THE PROBLEM >> A copy is needed of each line in the records that has the word "arrow".

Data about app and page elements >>
^^^^^^^^
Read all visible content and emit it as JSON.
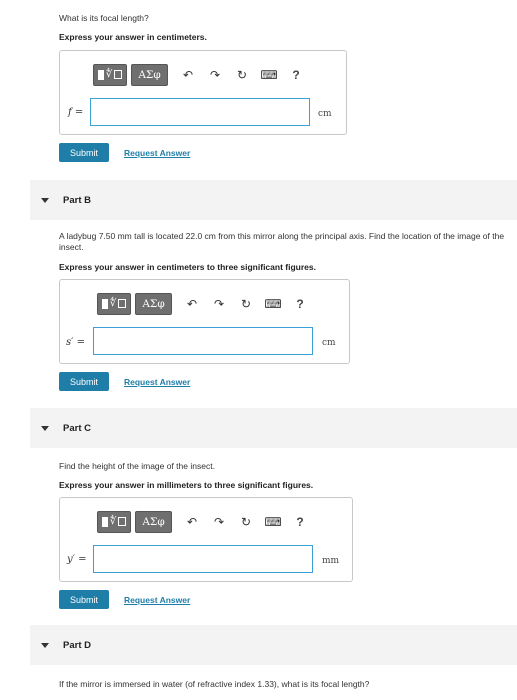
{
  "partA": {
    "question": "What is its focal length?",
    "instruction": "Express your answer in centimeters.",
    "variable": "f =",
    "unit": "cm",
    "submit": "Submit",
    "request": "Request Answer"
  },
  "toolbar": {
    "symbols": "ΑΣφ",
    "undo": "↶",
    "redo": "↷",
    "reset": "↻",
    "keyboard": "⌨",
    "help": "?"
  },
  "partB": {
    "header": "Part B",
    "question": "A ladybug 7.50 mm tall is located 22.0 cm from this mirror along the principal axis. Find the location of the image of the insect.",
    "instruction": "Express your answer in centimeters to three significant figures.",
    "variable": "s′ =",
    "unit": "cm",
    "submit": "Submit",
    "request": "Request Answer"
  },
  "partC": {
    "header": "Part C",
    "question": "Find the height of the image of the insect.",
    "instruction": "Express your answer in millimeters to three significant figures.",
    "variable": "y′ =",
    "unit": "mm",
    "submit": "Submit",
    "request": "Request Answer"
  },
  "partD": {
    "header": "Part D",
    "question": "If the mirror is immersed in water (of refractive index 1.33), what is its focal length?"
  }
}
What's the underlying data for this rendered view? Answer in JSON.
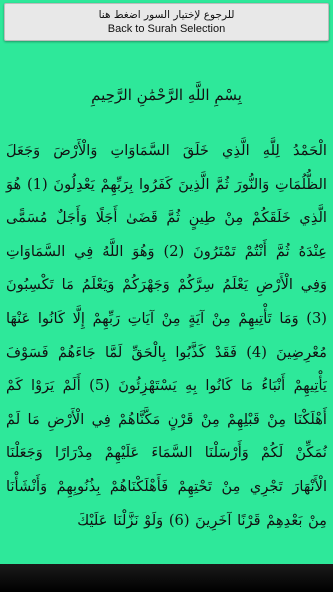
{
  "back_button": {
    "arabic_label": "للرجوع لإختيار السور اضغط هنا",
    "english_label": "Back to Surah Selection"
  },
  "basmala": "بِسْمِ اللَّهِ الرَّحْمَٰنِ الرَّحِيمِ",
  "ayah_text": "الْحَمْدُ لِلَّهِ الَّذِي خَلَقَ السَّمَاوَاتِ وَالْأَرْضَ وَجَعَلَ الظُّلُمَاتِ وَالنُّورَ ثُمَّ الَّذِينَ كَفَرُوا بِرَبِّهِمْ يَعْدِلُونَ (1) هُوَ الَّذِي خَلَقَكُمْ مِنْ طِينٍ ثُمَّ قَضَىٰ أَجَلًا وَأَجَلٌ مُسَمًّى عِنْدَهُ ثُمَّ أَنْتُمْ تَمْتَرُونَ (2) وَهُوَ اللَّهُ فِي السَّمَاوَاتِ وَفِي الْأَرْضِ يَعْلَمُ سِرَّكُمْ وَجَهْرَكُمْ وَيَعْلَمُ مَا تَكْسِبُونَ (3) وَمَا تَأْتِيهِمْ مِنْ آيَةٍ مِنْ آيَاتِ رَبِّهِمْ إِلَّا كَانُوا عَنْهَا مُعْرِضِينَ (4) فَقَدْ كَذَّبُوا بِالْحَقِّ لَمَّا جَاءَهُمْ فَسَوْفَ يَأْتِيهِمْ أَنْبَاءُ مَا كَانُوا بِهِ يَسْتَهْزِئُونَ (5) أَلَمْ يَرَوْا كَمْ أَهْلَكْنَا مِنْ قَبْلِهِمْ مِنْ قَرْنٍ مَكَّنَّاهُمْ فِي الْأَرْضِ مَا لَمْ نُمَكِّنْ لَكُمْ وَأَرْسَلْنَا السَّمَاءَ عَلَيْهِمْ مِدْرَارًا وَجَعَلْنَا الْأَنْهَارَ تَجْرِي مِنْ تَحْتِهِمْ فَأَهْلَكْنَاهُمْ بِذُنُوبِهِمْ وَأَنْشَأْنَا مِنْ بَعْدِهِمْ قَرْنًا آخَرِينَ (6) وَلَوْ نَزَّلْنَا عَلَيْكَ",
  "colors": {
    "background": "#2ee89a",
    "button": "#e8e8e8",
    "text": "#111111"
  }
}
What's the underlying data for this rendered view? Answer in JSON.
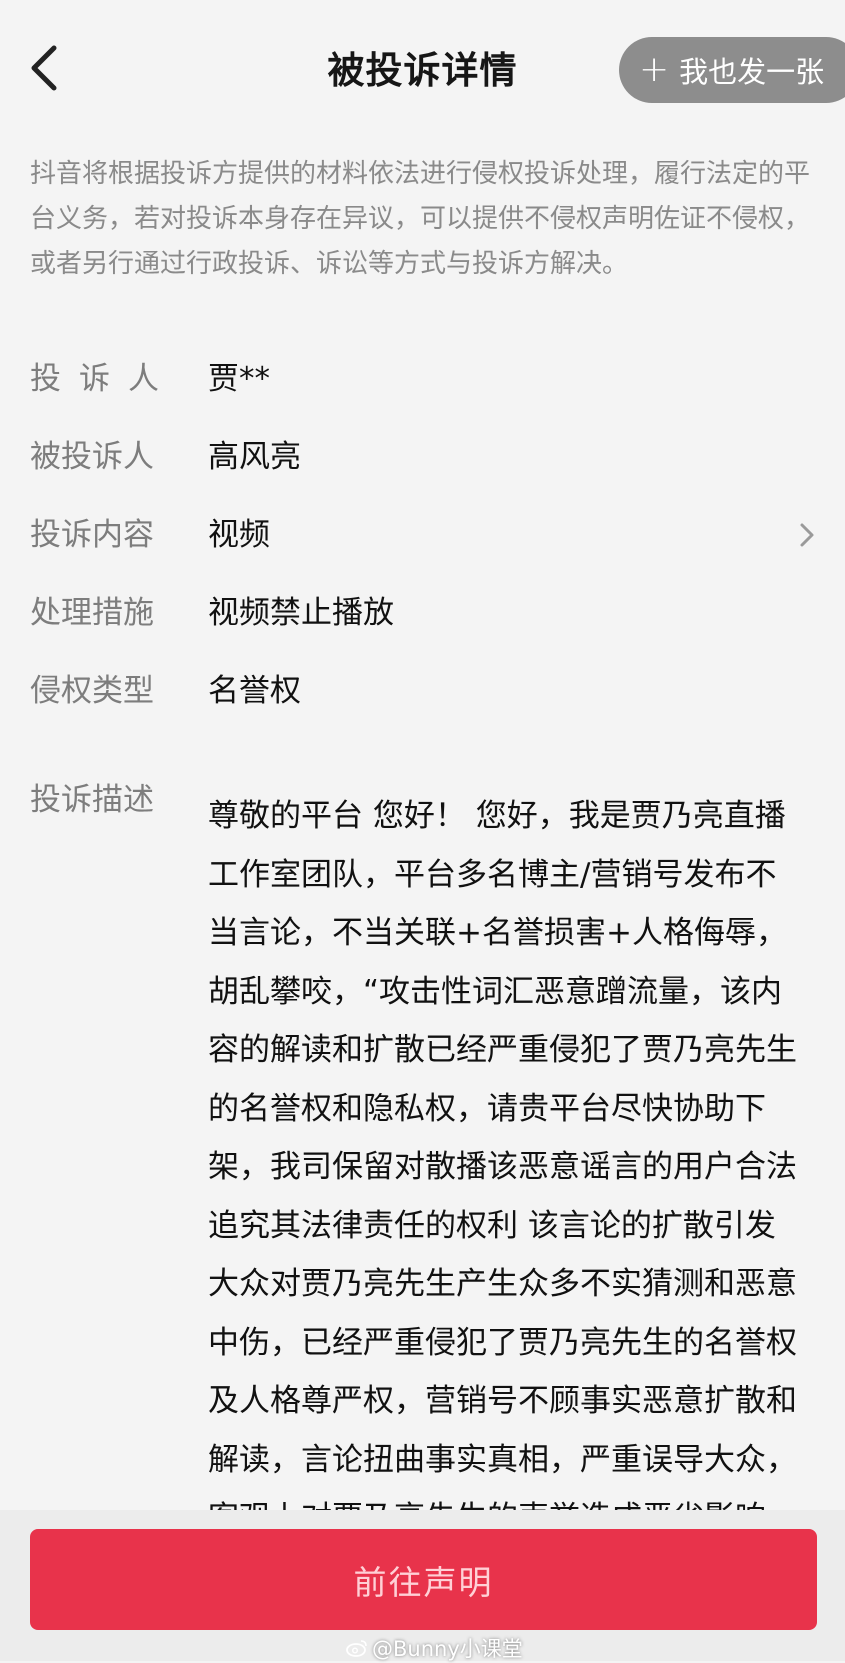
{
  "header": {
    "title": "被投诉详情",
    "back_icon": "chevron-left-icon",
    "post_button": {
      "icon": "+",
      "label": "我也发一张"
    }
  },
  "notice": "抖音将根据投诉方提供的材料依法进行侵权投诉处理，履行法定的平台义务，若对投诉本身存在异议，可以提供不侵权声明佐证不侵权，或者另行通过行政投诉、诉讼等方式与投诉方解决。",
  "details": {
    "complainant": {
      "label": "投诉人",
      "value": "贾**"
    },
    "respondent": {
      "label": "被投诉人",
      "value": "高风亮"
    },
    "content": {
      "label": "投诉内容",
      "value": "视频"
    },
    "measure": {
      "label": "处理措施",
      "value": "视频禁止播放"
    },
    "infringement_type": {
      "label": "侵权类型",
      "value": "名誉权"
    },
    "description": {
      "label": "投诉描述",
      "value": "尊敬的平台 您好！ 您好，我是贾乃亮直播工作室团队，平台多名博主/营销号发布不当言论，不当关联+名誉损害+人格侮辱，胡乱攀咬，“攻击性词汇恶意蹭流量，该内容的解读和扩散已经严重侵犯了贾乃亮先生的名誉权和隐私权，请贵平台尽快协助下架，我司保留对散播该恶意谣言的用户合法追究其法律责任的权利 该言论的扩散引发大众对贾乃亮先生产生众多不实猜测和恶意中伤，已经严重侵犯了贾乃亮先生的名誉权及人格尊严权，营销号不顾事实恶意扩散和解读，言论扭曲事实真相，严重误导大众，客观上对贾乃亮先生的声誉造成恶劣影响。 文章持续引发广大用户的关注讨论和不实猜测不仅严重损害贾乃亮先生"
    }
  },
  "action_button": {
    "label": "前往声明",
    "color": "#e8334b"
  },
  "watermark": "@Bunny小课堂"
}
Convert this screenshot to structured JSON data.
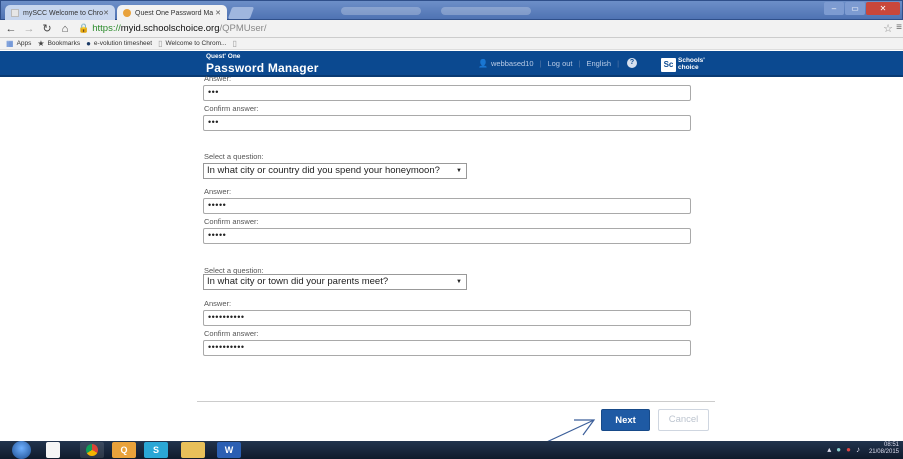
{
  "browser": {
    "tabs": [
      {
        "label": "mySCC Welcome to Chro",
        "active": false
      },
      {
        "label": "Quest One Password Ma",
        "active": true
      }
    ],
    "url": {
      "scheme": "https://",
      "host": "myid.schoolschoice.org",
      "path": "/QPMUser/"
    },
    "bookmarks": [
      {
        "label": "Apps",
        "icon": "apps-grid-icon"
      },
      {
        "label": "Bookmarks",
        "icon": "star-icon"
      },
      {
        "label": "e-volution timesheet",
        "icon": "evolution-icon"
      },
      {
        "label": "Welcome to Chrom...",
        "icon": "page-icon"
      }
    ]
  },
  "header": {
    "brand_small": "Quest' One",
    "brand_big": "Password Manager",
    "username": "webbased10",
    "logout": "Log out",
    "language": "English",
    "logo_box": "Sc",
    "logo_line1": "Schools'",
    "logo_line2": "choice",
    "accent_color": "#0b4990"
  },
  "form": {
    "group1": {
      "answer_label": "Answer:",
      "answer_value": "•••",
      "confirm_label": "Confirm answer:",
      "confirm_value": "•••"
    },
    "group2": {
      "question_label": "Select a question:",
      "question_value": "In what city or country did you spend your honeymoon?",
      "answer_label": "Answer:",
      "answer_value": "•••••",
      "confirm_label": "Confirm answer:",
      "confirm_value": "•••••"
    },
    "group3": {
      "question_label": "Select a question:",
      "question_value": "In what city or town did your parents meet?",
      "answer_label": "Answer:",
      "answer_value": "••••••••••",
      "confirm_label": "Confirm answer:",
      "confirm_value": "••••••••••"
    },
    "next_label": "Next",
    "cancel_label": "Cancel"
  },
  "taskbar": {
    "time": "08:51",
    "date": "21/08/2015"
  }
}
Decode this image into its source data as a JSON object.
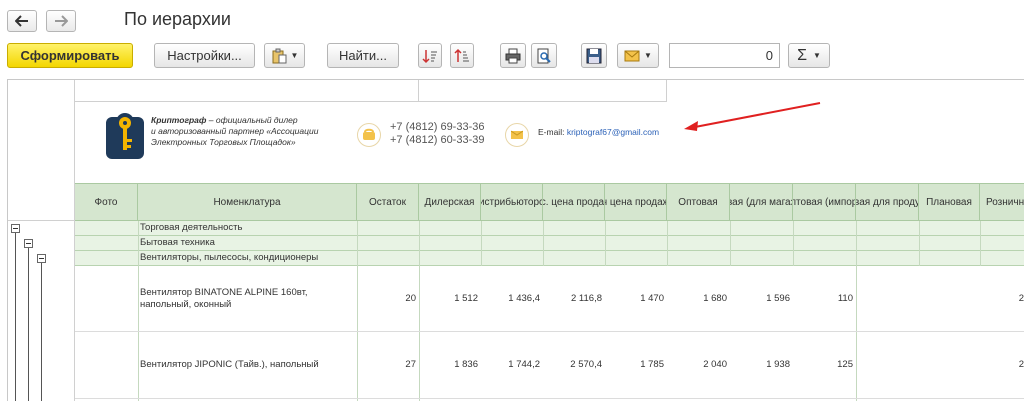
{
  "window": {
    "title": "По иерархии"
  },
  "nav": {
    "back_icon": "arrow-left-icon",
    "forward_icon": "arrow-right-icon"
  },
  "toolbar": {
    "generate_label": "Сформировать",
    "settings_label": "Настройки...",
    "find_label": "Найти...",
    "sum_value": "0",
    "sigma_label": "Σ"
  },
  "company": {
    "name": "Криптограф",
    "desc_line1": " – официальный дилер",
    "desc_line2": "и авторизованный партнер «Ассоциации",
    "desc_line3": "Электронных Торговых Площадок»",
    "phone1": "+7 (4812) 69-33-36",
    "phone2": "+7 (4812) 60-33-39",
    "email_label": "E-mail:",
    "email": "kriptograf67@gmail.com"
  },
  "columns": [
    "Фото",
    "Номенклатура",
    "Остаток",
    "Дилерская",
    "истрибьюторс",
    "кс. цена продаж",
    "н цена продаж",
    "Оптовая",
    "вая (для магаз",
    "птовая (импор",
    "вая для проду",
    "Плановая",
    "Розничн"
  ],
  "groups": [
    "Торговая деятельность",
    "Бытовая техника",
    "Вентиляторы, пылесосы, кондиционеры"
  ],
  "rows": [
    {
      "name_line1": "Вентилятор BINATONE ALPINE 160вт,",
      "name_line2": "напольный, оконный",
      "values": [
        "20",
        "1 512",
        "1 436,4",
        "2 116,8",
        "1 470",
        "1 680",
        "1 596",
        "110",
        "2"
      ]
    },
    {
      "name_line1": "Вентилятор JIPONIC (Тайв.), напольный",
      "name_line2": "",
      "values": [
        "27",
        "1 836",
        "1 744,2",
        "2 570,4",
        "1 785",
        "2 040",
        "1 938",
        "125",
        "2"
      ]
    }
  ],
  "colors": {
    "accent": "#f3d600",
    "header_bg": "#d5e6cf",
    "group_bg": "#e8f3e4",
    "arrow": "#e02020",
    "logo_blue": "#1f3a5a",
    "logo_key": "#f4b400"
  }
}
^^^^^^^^
EXPECTED ANSWER >>
    "back_icon": "arrow-left-icon",
    "forward_icon": "arrow-right-icon"
    "arrow": "#e02020",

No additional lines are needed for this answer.